The bao xin fen yuan are warm, and the shaved ice contents are cold. My favorite part was the oozingly thick brown sugar syrup- you can’t get stuff like that in the US! It was a unique experience to have both hot and cold- I guess the closest but not example from Western desserts would be an affogato, or a la mode..We liked it, but it did not lure our stomachs back, because someone else won out (see below).


Cai Brand Tofu Pudding

Hualien County, Hualien City, MinGuo Road, #73

Housemade grass jelly with condensed milky shaved ice

The humble barley and milk. The milk is amazingly creamy, and the pearled barley is cooked until its naturally gooeyness comes out. This is the perfectly sweet-enough dessert. Easily Tim’s favorite.

Yummy tofu pudding with pearled barley

Sweetened red bean, pearled barley, and tofu pudding

Overall comments: This place is the best. Seriously. Pictures do zero justice. This family-owned restaurant has a simple yet brilliant concept- they have a set list of popular/pre-arranged combinations, but you can also opt for add-ins for 10 or 15 NT. The list of items they had included: Sweetened red bean, sweetened mung bean, real and authentic grass jelly (none of this canned business), tofu pudding, boba, and barley. Everything was fresh as can be, as tasty as can be, and everything was just the right sweetness.

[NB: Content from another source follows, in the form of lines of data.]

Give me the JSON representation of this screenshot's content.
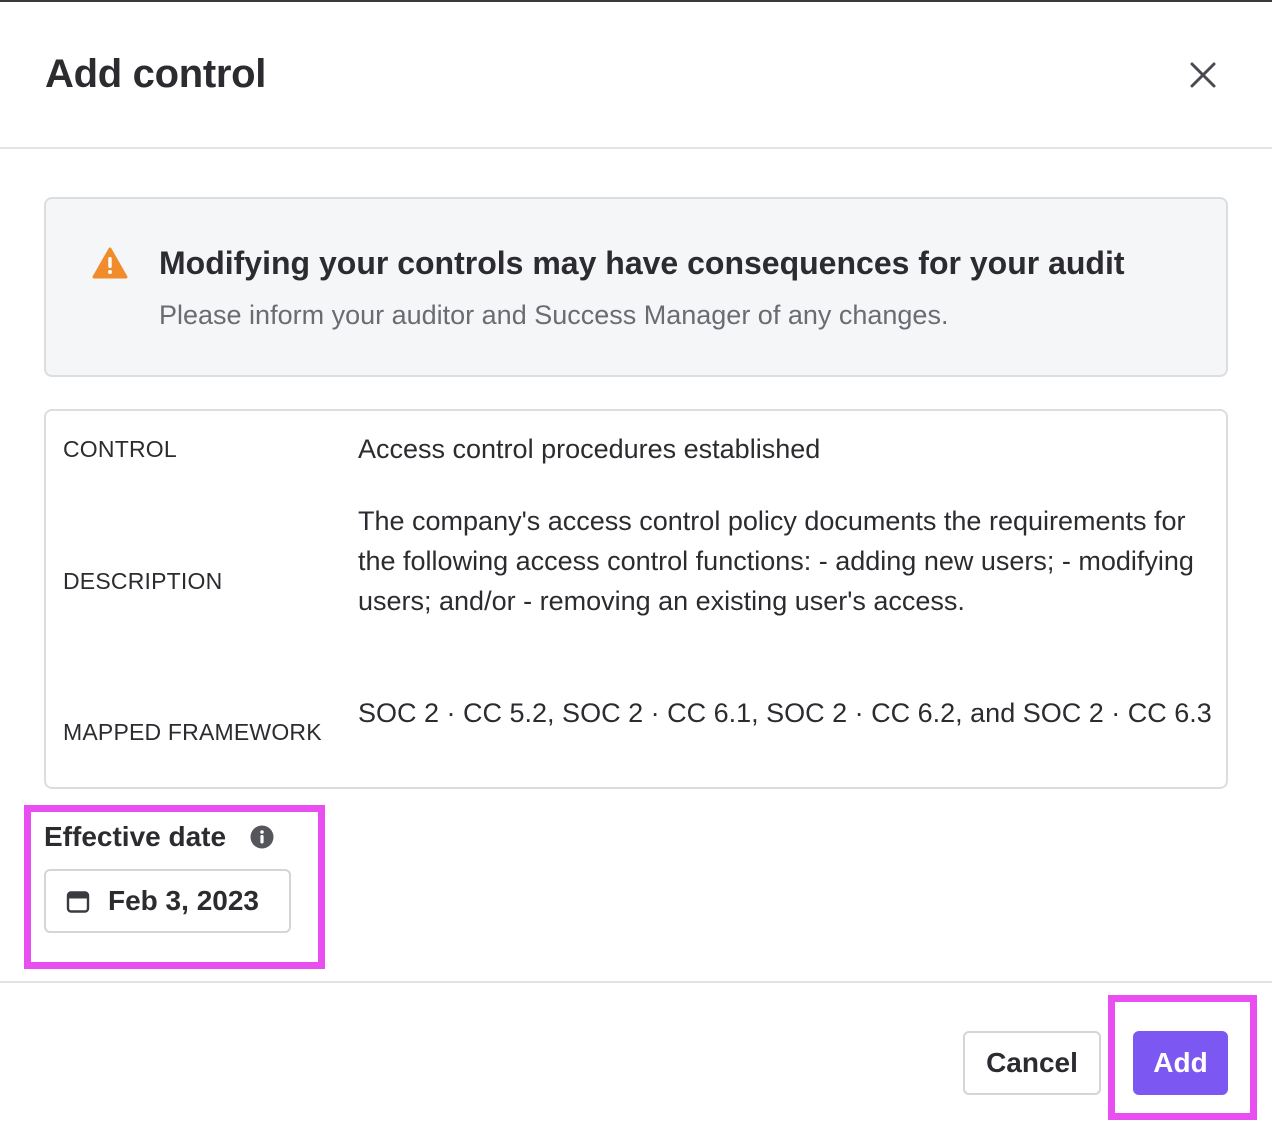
{
  "dialog": {
    "title": "Add control"
  },
  "alert": {
    "title": "Modifying your controls may have consequences for your audit",
    "message": "Please inform your auditor and Success Manager of any changes.",
    "icon": "warning-triangle-icon",
    "icon_color": "#f08c2b"
  },
  "details": {
    "control_label": "CONTROL",
    "control_value": "Access control procedures established",
    "description_label": "DESCRIPTION",
    "description_value": "The company's access control policy documents the requirements for the following access control functions: - adding new users; - modifying users; and/or - removing an existing user's access.",
    "framework_label": "MAPPED FRAMEWORK",
    "framework_value": "SOC 2 · CC 5.2, SOC 2 · CC 6.1, SOC 2 · CC 6.2, and SOC 2 · CC 6.3"
  },
  "effective_date": {
    "label": "Effective date",
    "value": "Feb 3, 2023",
    "info_icon": "info-icon",
    "calendar_icon": "calendar-icon"
  },
  "footer": {
    "cancel_label": "Cancel",
    "add_label": "Add"
  },
  "colors": {
    "primary": "#7d57f2",
    "highlight": "#e84ef0",
    "warning": "#f08c2b"
  }
}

I seldom use all-encompassing words, but this place was so good it deserves it! The sweet  老板娘 (owner’s wife) saw how much we loved it, and gave us 2 desserts on the house for eating over the weekend, when they would be closed to celebrate their son’s engagement.

Our Favorites – We learned that less is more, and by choosing just one or two ingredients, we were able to taste them better because there was more of each component, and the tastes would not be as crowded. We especially loved 2 of their house favorites- grass jelly with milky sweet shaved ice, and barley with milk. Having had lots of grass jelly (仙草) and tofu puddings (豆花) in my day, their stuff puts canned grass jelly to major shame, and the soymilk pudding is a very high contender among other tofu puddings I’ve had.

Can’t wait to go to Taiwan for its tasty food? Try my recipes for Taiwanese food!

Fan Tuan 飯糰(Rice Roll)
Cong you bing 蔥油餅 (Scallion Pancakes)
Hu Jiao Bing 胡椒餅 (Pepper Pork Scallion Bun
Tofu Pudding- Dou Hua